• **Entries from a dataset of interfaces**
◆ ◆ ◆ ◆

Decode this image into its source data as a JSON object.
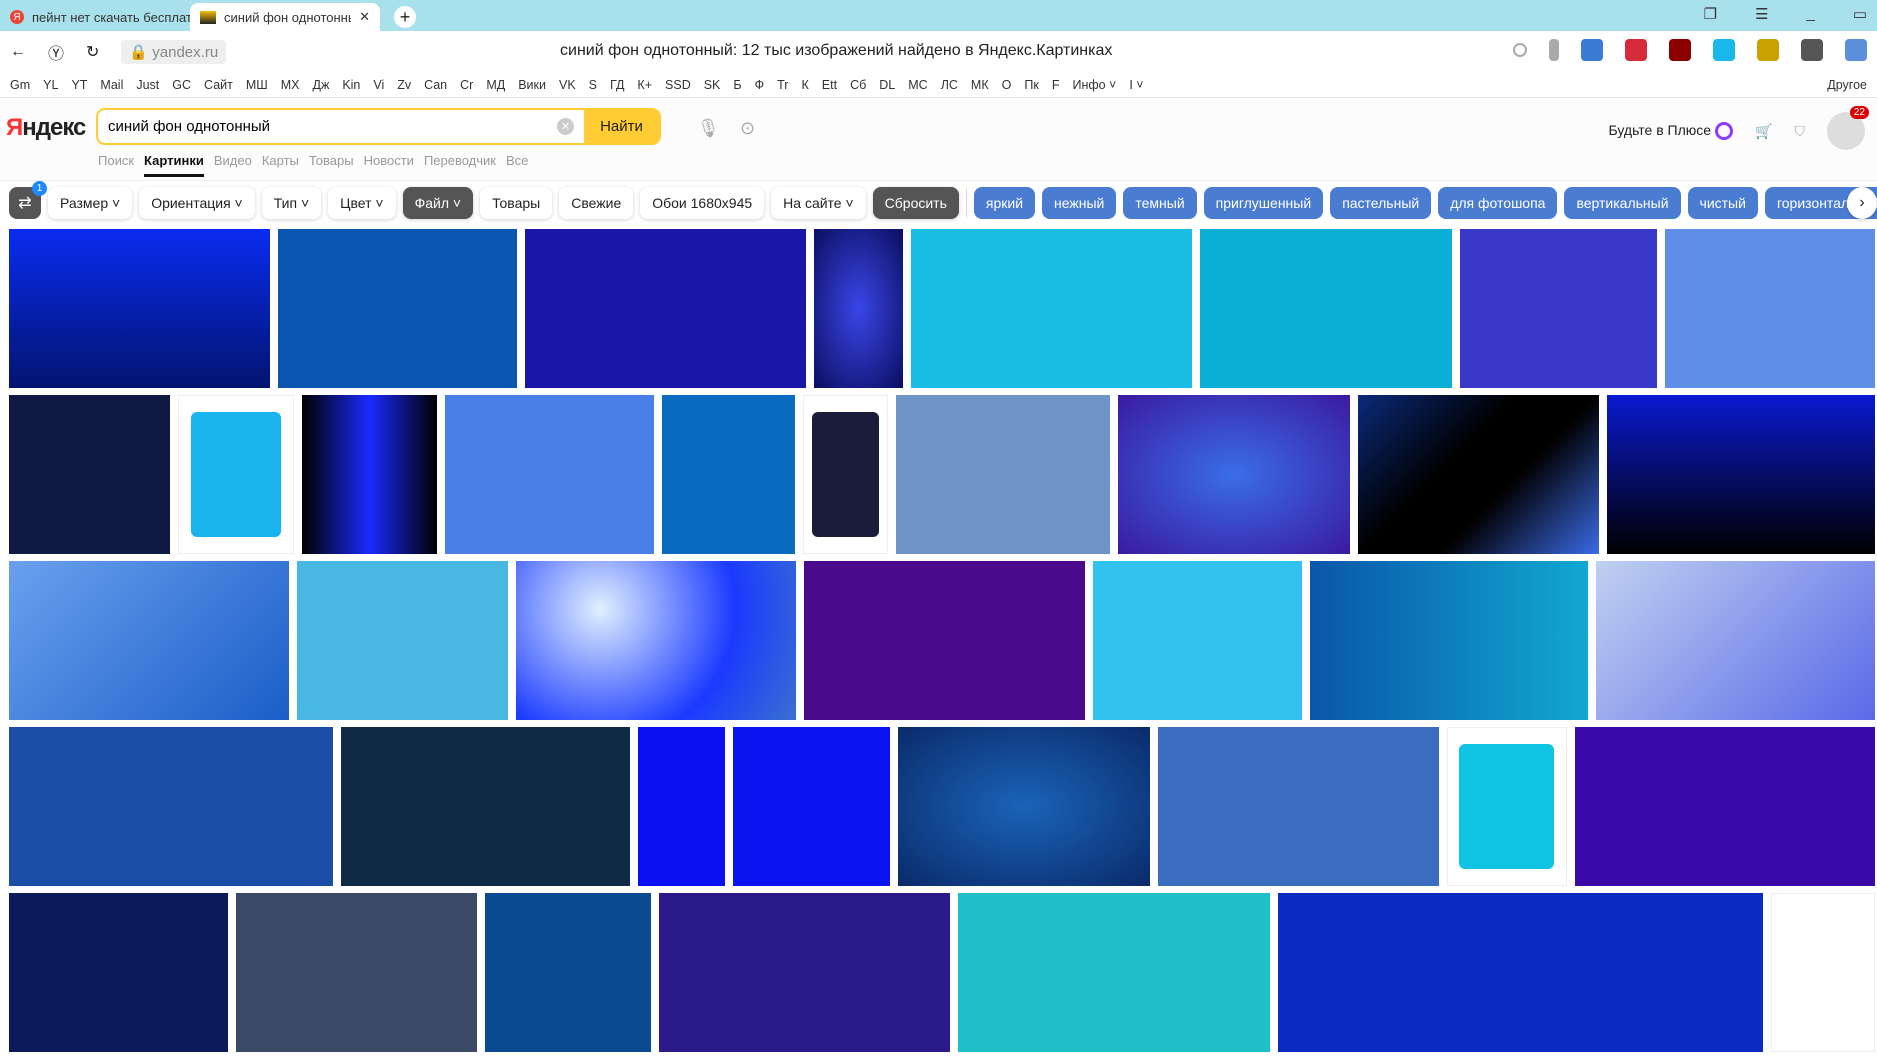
{
  "browser": {
    "tabs": [
      {
        "label": "пейнт нет скачать бесплатно",
        "active": false
      },
      {
        "label": "синий фон однотонный",
        "active": true
      }
    ],
    "url": "yandex.ru",
    "page_title": "синий фон однотонный: 12 тыс изображений найдено в Яндекс.Картинках",
    "bookmarks": [
      "Gm",
      "YL",
      "YT",
      "Mail",
      "Just",
      "GC",
      "Сайт",
      "МШ",
      "МХ",
      "Дж",
      "Kin",
      "Vi",
      "Zv",
      "Can",
      "Cr",
      "МД",
      "Вики",
      "VK",
      "S",
      "ГД",
      "К+",
      "SSD",
      "SK",
      "Б",
      "Ф",
      "Tr",
      "К",
      "Ett",
      "Сб",
      "DL",
      "МС",
      "ЛС",
      "МК",
      "О",
      "Пк",
      "F",
      "Инфо ˅",
      "I ˅"
    ],
    "bookmarks_other": "Другое",
    "extension_colors": [
      "#3a7bd5",
      "#d62b3b",
      "#8b0000",
      "#1ab7ea",
      "#c9a200",
      "#555",
      "#5b8fd9"
    ]
  },
  "header": {
    "logo": "Яндекс",
    "search_value": "синий фон однотонный",
    "find_button": "Найти",
    "services": [
      {
        "label": "Поиск"
      },
      {
        "label": "Картинки",
        "active": true
      },
      {
        "label": "Видео"
      },
      {
        "label": "Карты"
      },
      {
        "label": "Товары"
      },
      {
        "label": "Новости"
      },
      {
        "label": "Переводчик"
      },
      {
        "label": "Все"
      }
    ],
    "plus_label": "Будьте в Плюсе",
    "notifications": "22"
  },
  "filters": {
    "settings_count": "1",
    "buttons": [
      {
        "label": "Размер ˅"
      },
      {
        "label": "Ориентация ˅"
      },
      {
        "label": "Тип ˅"
      },
      {
        "label": "Цвет ˅"
      },
      {
        "label": "Файл ˅",
        "dark": true
      },
      {
        "label": "Товары"
      },
      {
        "label": "Свежие"
      },
      {
        "label": "Обои 1680x945"
      },
      {
        "label": "На сайте ˅"
      },
      {
        "label": "Сбросить",
        "dark": true
      }
    ],
    "tags": [
      "яркий",
      "нежный",
      "темный",
      "приглушенный",
      "пастельный",
      "для фотошопа",
      "вертикальный",
      "чистый",
      "горизонтальный"
    ]
  },
  "grid": [
    [
      {
        "w": 218,
        "bg": "linear-gradient(#0a2cf0,#021470)"
      },
      {
        "w": 199,
        "bg": "#0a56b0"
      },
      {
        "w": 235,
        "bg": "#1a16a8"
      },
      {
        "w": 74,
        "bg": "radial-gradient(#3a46e8,#0a0e60)"
      },
      {
        "w": 235,
        "bg": "#19bde6"
      },
      {
        "w": 210,
        "bg": "#0aaed6"
      },
      {
        "w": 165,
        "bg": "#3a38c8"
      },
      {
        "w": 175,
        "bg": "#5f8ee6"
      }
    ],
    [
      {
        "w": 135,
        "bg": "#0e1a44"
      },
      {
        "w": 95,
        "white": true,
        "inner": "#1ab5ee"
      },
      {
        "w": 113,
        "bg": "linear-gradient(90deg,#000,#1a2aff,#000)"
      },
      {
        "w": 175,
        "bg": "#4a7fe8"
      },
      {
        "w": 111,
        "bg": "#0a6cc0"
      },
      {
        "w": 70,
        "white": true,
        "inner": "#1a1c3a"
      },
      {
        "w": 179,
        "bg": "#6e94c8"
      },
      {
        "w": 194,
        "bg": "radial-gradient(#3a6ee8,#3a1aa0)"
      },
      {
        "w": 202,
        "bg": "linear-gradient(135deg,#0a2a7a,#000 40%,#000 60%,#3a6ae8)"
      },
      {
        "w": 224,
        "bg": "linear-gradient(#0a1ad0,#000)"
      }
    ],
    [
      {
        "w": 234,
        "bg": "linear-gradient(135deg,#6aa0ee,#1a5ec8)"
      },
      {
        "w": 176,
        "bg": "#48b8e2"
      },
      {
        "w": 234,
        "bg": "radial-gradient(circle at 30% 30%,#e0f0ff,#1a3aff 60%,#3a70d0)"
      },
      {
        "w": 234,
        "bg": "#4a0a8c"
      },
      {
        "w": 175,
        "bg": "#33c2ee"
      },
      {
        "w": 232,
        "bg": "linear-gradient(90deg,#0a56a8,#10a8d0)"
      },
      {
        "w": 233,
        "bg": "linear-gradient(135deg,#c0d0f0,#5a6ae8)"
      }
    ],
    [
      {
        "w": 270,
        "bg": "#1a4ea6"
      },
      {
        "w": 241,
        "bg": "#0e2a44"
      },
      {
        "w": 73,
        "bg": "#0a10f0"
      },
      {
        "w": 131,
        "bg": "#0a14f0"
      },
      {
        "w": 210,
        "bg": "radial-gradient(#1a64b8,#0a2a6a)"
      },
      {
        "w": 234,
        "bg": "#3a6cc0"
      },
      {
        "w": 99,
        "white": true,
        "inner": "#12c4e4"
      },
      {
        "w": 250,
        "bg": "#3a0aa8"
      }
    ],
    [
      {
        "w": 183,
        "bg": "#0a1a5a"
      },
      {
        "w": 201,
        "bg": "#3a4a66"
      },
      {
        "w": 138,
        "bg": "#0a4a90"
      },
      {
        "w": 243,
        "bg": "#2a1a8a"
      },
      {
        "w": 260,
        "bg": "#20c0c8"
      },
      {
        "w": 405,
        "bg": "#0a2ac0"
      },
      {
        "w": 85,
        "white": true
      }
    ]
  ]
}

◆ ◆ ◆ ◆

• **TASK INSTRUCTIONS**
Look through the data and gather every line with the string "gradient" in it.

• **RESULT**
        "bg": "linear-gradient(#0a2cf0,#021470)"
        "bg": "radial-gradient(#3a46e8,#0a0e60)"
        "bg": "linear-gradient(90deg,#000,#1a2aff,#000)"
        "bg": "radial-gradient(#3a6ee8,#3a1aa0)"
        "bg": "linear-gradient(135deg,#0a2a7a,#000 40%,#000 60%,#3a6ae8)"
        "bg": "linear-gradient(#0a1ad0,#000)"
        "bg": "linear-gradient(135deg,#6aa0ee,#1a5ec8)"
        "bg": "radial-gradient(circle at 30% 30%,#e0f0ff,#1a3aff 60%,#3a70d0)"
        "bg": "linear-gradient(90deg,#0a56a8,#10a8d0)"
        "bg": "linear-gradient(135deg,#c0d0f0,#5a6ae8)"
        "bg": "radial-gradient(#1a64b8,#0a2a6a)"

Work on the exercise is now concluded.